> [Your task]:
Repeat the listing below in full, keeping each word as given.
[Opening Material shown section]
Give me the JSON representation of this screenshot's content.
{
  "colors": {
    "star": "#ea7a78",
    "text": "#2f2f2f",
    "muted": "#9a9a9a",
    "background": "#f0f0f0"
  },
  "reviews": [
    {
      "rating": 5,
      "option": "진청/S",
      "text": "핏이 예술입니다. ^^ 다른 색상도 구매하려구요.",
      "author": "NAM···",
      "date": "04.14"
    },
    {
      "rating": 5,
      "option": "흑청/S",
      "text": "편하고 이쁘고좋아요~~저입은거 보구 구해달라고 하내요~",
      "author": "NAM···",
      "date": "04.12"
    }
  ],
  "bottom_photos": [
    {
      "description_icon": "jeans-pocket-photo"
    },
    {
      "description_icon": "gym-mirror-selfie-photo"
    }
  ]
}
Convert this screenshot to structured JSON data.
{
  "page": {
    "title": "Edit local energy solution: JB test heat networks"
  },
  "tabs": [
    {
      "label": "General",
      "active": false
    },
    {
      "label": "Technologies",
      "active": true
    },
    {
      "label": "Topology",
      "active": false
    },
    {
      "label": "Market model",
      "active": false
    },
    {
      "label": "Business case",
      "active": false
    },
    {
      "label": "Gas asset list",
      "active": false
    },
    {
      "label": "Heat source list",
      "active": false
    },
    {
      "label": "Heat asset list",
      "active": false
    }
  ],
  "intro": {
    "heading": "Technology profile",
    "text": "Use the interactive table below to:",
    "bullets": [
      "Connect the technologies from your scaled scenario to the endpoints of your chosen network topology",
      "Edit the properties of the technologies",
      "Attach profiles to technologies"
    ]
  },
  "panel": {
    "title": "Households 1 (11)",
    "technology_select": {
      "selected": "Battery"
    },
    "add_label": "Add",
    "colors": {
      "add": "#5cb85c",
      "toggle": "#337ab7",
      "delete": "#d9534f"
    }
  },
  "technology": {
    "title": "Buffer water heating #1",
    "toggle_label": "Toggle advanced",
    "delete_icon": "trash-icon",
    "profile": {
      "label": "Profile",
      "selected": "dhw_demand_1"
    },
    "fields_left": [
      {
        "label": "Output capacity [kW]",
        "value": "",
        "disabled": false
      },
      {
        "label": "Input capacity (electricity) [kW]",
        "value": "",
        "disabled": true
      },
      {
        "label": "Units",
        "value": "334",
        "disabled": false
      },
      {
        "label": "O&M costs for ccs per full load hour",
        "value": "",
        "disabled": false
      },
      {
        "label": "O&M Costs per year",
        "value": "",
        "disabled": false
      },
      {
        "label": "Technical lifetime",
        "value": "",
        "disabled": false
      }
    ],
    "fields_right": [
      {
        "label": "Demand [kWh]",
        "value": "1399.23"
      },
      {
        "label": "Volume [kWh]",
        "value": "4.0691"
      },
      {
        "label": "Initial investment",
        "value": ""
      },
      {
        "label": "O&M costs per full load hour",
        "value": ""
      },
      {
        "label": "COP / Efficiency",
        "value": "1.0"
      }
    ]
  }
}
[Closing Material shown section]
> [Written reply]:
Give me the JSON representation of this screenshot's content.
{
  "colors": {
    "star": "#ea7a78",
    "text": "#2f2f2f",
    "muted": "#9a9a9a",
    "background": "#f0f0f0"
  },
  "reviews": [
    {
      "rating": 5,
      "option": "진청/S",
      "text": "핏이 예술입니다. ^^ 다른 색상도 구매하려구요.",
      "author": "NAM···",
      "date": "04.14"
    },
    {
      "rating": 5,
      "option": "흑청/S",
      "text": "편하고 이쁘고좋아요~~저입은거 보구 구해달라고 하내요~",
      "author": "NAM···",
      "date": "04.12"
    }
  ],
  "bottom_photos": [
    {
      "description_icon": "jeans-pocket-photo"
    },
    {
      "description_icon": "gym-mirror-selfie-photo"
    }
  ]
}
Convert this screenshot to structured JSON data.
{
  "page": {
    "title": "Edit local energy solution: JB test heat networks"
  },
  "tabs": [
    {
      "label": "General",
      "active": false
    },
    {
      "label": "Technologies",
      "active": true
    },
    {
      "label": "Topology",
      "active": false
    },
    {
      "label": "Market model",
      "active": false
    },
    {
      "label": "Business case",
      "active": false
    },
    {
      "label": "Gas asset list",
      "active": false
    },
    {
      "label": "Heat source list",
      "active": false
    },
    {
      "label": "Heat asset list",
      "active": false
    }
  ],
  "intro": {
    "heading": "Technology profile",
    "text": "Use the interactive table below to:",
    "bullets": [
      "Connect the technologies from your scaled scenario to the endpoints of your chosen network topology",
      "Edit the properties of the technologies",
      "Attach profiles to technologies"
    ]
  },
  "panel": {
    "title": "Households 1 (11)",
    "technology_select": {
      "selected": "Battery"
    },
    "add_label": "Add",
    "colors": {
      "add": "#5cb85c",
      "toggle": "#337ab7",
      "delete": "#d9534f"
    }
  },
  "technology": {
    "title": "Buffer water heating #1",
    "toggle_label": "Toggle advanced",
    "delete_icon": "trash-icon",
    "profile": {
      "label": "Profile",
      "selected": "dhw_demand_1"
    },
    "fields_left": [
      {
        "label": "Output capacity [kW]",
        "value": "",
        "disabled": false
      },
      {
        "label": "Input capacity (electricity) [kW]",
        "value": "",
        "disabled": true
      },
      {
        "label": "Units",
        "value": "334",
        "disabled": false
      },
      {
        "label": "O&M costs for ccs per full load hour",
        "value": "",
        "disabled": false
      },
      {
        "label": "O&M Costs per year",
        "value": "",
        "disabled": false
      },
      {
        "label": "Technical lifetime",
        "value": "",
        "disabled": false
      }
    ],
    "fields_right": [
      {
        "label": "Demand [kWh]",
        "value": "1399.23"
      },
      {
        "label": "Volume [kWh]",
        "value": "4.0691"
      },
      {
        "label": "Initial investment",
        "value": ""
      },
      {
        "label": "O&M costs per full load hour",
        "value": ""
      },
      {
        "label": "COP / Efficiency",
        "value": "1.0"
      }
    ]
  }
}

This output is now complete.